Are you wrapped up on your personal ambitions and goals such that your entire life revolves around you being number one in the workplace? That your aspiration to make a name for yourself takes precedence over spending time with God and your family? What happens when you continue to feel inadequate in spite of achieving your goal? What will you do when you realize that maintaining your goal requires more than 90% commitment to your work to the detriment of family and personal time? This book truly reflects its title, “It’s Not About Me”. If you have been wrapped up in your own struggles, read this book to remind you that God created us to bring other people back to Christ. Whatever we are going through has a purpose, which is discussed in detail in this book. This book is full of Biblical teachings which are easy to read, and provide us a fresh perspective on how to live for and be with Christ. It challenges us to model the life of Christ when we realize that we exist to live for God and not for ourselves. God plays a central role in the Bible, in our lives, in our work, and everything else. The keen insights on how to live a Christ-centered life make us more loving to others and lessen our focus on ourselves, especially on things that do not directly affect us. As we become less self-centered, God begins to play a more important role in our lives. We will no longer fear evil – indeed if God is for us, who can be against us. Joy, love, fulfillment, abundance, and holiness begin to fill our lives. This book allows us to view the Christian walk with a new perspective. Regardless of your life’s situation or circumstances, when we lay aside our personal goals and ambition and instead focus on God’s light to shine on us one day at a time, our spiritual understanding of God is strengthened. Does God love us? Behold the answer on the cross. However, since we live in a “me” centered culture, it may be difficult to accept that only God is to be honored and glorified, regardless of your life’s situation and circumstances. This book explains how the Bible (God’s Word) continues to be the single whole authoritative source for our lives.

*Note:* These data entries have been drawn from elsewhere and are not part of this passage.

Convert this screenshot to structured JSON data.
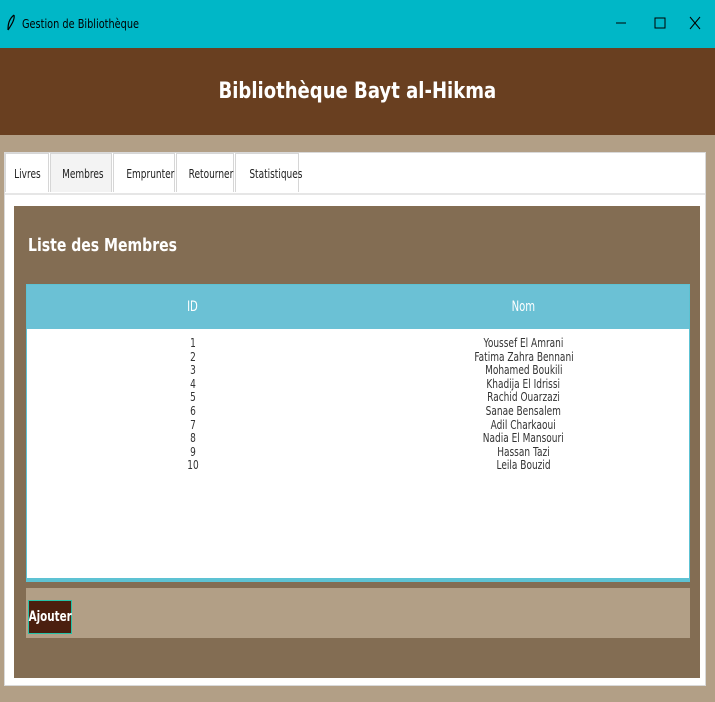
{
  "window": {
    "title": "Gestion de Bibliothèque",
    "icon": "feather-icon",
    "controls": {
      "minimize": "–",
      "maximize": "☐",
      "close": "X"
    },
    "titlebar_color": "#00b7c7"
  },
  "header": {
    "title": "Bibliothèque Bayt al-Hikma",
    "background": "#693f20"
  },
  "tabs": [
    {
      "label": "Livres",
      "active": false
    },
    {
      "label": "Membres",
      "active": true
    },
    {
      "label": "Emprunter",
      "active": false
    },
    {
      "label": "Retourner",
      "active": false
    },
    {
      "label": "Statistiques",
      "active": false
    }
  ],
  "panel": {
    "heading": "Liste des Membres",
    "background": "#836d53"
  },
  "table": {
    "columns": [
      "ID",
      "Nom"
    ],
    "header_color": "#6bc1d5",
    "rows": [
      {
        "id": "1",
        "nom": "Youssef El Amrani"
      },
      {
        "id": "2",
        "nom": "Fatima Zahra Bennani"
      },
      {
        "id": "3",
        "nom": "Mohamed Boukili"
      },
      {
        "id": "4",
        "nom": "Khadija El Idrissi"
      },
      {
        "id": "5",
        "nom": "Rachid Ouarzazi"
      },
      {
        "id": "6",
        "nom": "Sanae Bensalem"
      },
      {
        "id": "7",
        "nom": "Adil Charkaoui"
      },
      {
        "id": "8",
        "nom": "Nadia El Mansouri"
      },
      {
        "id": "9",
        "nom": "Hassan Tazi"
      },
      {
        "id": "10",
        "nom": "Leila Bouzid"
      }
    ]
  },
  "toolbar": {
    "add_label": "Ajouter",
    "add_color": "#4b1f0f"
  }
}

It reminds us that our life is about God and how He plans to use us for His glory. How sweet it will be to hear Jesus saying to us, “Well done, good and faithful servant”. A Study Guide found at the back of the book presents questionnaires for each of the 14 chapters. The questions are further subdivided into Beholding and Reflecting questions. Highly recommended.